RECORDS SHOWN:
# # # #

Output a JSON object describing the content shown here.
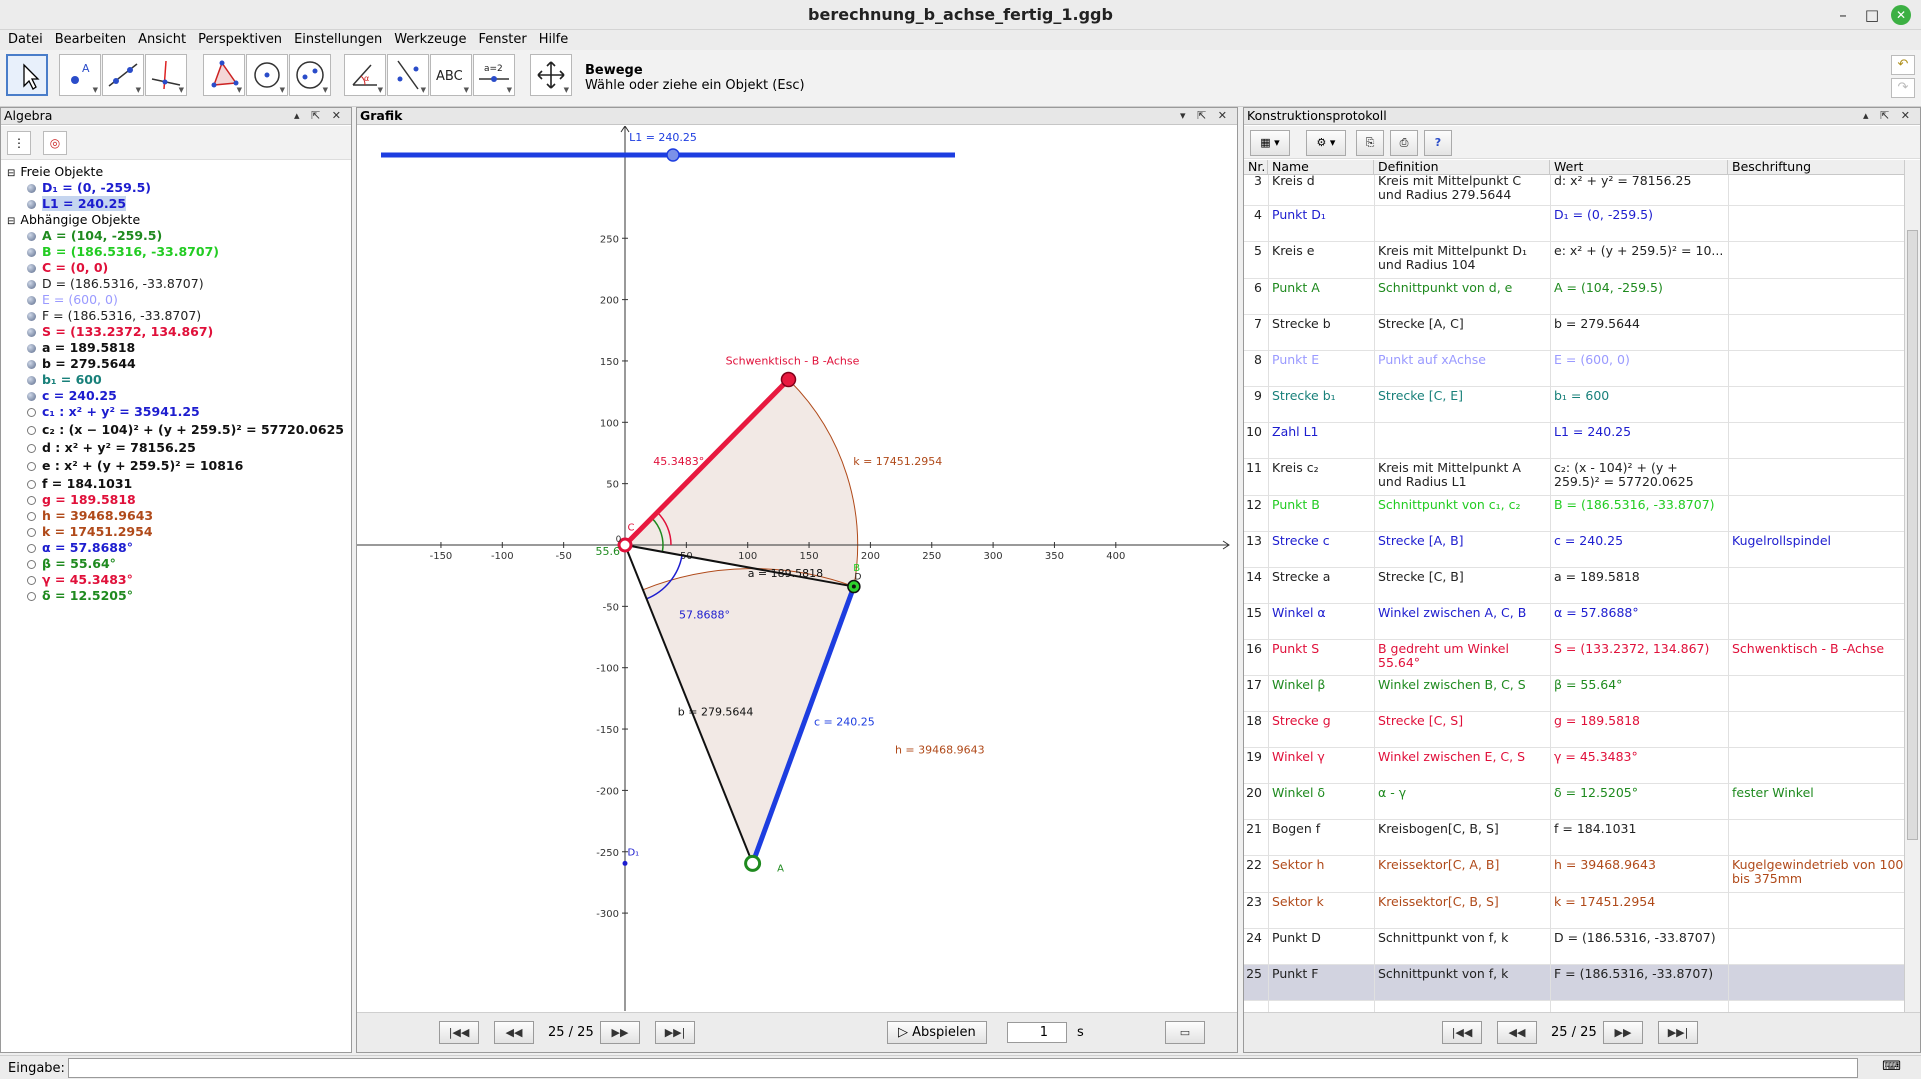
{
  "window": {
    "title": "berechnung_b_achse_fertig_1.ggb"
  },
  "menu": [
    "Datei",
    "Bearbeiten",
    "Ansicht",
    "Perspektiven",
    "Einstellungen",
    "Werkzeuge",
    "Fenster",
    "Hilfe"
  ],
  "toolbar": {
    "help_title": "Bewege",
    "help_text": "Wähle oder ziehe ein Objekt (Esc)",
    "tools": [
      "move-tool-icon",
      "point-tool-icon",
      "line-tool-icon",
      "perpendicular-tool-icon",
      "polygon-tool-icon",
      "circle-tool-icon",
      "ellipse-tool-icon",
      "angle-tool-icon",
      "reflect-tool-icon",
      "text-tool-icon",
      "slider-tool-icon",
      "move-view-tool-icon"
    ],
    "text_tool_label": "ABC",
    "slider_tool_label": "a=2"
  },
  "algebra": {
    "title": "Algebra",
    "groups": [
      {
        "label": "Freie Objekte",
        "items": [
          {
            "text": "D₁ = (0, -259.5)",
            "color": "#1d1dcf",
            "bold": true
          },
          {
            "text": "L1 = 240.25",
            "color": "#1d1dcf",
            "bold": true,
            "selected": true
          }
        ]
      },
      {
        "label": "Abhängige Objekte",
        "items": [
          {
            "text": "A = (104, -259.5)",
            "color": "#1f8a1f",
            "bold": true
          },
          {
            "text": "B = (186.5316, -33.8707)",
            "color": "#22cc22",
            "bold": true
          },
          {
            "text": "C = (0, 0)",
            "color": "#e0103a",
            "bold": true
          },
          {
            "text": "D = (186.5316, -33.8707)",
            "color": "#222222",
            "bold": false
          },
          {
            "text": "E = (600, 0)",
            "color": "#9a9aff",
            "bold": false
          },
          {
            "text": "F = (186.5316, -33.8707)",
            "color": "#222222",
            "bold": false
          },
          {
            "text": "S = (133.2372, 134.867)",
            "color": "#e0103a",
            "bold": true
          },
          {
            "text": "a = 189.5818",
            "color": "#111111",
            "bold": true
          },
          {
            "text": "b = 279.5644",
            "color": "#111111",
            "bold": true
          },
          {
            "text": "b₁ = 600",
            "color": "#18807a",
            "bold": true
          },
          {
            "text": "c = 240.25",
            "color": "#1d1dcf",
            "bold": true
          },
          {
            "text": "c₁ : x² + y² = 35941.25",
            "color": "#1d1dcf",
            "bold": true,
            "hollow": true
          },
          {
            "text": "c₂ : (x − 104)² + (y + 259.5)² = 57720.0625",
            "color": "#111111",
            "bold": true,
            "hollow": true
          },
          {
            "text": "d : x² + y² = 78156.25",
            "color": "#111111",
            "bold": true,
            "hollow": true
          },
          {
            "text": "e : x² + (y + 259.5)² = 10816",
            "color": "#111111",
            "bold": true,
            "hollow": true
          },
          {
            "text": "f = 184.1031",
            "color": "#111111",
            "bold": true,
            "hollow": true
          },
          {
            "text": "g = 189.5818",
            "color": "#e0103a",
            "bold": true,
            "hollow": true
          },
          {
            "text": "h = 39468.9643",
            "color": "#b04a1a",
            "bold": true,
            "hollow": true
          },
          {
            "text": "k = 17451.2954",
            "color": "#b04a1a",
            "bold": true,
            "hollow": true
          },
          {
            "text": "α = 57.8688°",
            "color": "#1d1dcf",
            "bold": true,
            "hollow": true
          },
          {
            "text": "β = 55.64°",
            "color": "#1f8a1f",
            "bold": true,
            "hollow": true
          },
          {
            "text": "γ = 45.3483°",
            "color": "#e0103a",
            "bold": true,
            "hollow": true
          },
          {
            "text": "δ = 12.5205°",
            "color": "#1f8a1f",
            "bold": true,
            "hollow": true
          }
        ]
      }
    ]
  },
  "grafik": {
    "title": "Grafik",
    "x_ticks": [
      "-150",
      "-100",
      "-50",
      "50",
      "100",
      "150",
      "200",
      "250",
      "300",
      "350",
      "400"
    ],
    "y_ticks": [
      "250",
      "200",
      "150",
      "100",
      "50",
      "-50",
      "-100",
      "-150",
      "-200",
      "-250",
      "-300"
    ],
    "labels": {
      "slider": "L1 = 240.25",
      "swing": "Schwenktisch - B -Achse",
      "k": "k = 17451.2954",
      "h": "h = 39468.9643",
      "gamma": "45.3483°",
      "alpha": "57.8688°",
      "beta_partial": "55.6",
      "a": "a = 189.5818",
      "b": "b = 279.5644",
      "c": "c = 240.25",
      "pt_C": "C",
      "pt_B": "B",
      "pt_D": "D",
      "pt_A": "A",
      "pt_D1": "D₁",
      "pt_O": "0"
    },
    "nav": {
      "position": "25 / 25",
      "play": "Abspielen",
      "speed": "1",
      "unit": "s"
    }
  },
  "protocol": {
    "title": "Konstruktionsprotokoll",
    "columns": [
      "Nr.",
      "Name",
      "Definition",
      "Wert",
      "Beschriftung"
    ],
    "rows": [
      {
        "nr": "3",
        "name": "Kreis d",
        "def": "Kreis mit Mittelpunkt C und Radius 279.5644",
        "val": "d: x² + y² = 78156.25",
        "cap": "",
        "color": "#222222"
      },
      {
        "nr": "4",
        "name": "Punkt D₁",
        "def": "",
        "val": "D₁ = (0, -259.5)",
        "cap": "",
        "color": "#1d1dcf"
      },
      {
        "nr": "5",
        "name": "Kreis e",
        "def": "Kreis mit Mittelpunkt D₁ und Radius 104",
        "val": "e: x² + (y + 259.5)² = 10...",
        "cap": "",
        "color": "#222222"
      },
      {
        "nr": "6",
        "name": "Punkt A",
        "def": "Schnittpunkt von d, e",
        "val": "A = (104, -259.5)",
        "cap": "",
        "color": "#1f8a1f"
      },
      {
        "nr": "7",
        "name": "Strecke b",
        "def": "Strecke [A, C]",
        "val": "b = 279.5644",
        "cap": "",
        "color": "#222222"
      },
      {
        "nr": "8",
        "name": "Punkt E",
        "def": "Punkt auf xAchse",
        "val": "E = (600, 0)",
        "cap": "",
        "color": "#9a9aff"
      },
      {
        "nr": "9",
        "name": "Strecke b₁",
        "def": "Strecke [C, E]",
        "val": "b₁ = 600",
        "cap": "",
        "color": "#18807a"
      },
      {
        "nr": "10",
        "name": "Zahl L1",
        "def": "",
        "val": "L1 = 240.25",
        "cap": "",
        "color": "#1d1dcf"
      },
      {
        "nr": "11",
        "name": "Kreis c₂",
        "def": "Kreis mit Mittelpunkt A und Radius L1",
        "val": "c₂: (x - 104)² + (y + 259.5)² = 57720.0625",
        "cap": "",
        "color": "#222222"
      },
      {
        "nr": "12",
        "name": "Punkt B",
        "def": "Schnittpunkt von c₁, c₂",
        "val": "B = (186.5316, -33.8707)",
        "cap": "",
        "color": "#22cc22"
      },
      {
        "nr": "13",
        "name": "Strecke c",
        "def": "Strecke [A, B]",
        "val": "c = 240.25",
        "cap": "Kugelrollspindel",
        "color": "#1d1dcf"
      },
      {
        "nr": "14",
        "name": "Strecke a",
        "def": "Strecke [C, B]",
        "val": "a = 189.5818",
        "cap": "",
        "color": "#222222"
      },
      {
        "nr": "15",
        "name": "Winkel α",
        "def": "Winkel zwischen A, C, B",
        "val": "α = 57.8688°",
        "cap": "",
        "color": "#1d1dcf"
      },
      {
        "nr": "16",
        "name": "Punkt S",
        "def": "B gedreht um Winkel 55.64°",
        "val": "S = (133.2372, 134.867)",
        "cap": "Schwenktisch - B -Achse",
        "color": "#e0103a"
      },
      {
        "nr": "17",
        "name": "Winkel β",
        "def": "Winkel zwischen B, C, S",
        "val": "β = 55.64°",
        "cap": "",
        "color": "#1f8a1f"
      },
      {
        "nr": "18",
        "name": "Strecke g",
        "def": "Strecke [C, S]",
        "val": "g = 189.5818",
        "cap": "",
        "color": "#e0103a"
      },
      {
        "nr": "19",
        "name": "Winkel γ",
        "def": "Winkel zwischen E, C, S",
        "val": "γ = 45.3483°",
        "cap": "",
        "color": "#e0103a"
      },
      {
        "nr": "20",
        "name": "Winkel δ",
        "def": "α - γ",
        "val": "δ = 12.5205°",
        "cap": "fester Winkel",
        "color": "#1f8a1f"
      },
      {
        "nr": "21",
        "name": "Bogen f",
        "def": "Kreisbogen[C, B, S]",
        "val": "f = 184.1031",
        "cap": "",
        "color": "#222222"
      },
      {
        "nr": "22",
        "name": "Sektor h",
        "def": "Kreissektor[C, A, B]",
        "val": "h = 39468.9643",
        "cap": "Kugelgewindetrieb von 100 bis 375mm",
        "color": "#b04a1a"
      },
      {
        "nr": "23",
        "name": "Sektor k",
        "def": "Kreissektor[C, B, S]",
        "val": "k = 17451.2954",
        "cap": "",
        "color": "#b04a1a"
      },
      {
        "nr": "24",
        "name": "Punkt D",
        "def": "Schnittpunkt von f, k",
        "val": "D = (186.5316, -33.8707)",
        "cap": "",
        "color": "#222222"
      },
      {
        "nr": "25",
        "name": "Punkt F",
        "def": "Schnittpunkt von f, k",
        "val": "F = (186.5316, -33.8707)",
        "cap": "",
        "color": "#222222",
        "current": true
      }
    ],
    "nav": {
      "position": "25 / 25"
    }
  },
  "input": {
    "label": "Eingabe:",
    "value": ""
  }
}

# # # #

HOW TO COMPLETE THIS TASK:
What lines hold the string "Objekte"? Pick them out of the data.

SOLVED EXERCISE:
        "label": "Freie Objekte",
        "label": "Abhängige Objekte",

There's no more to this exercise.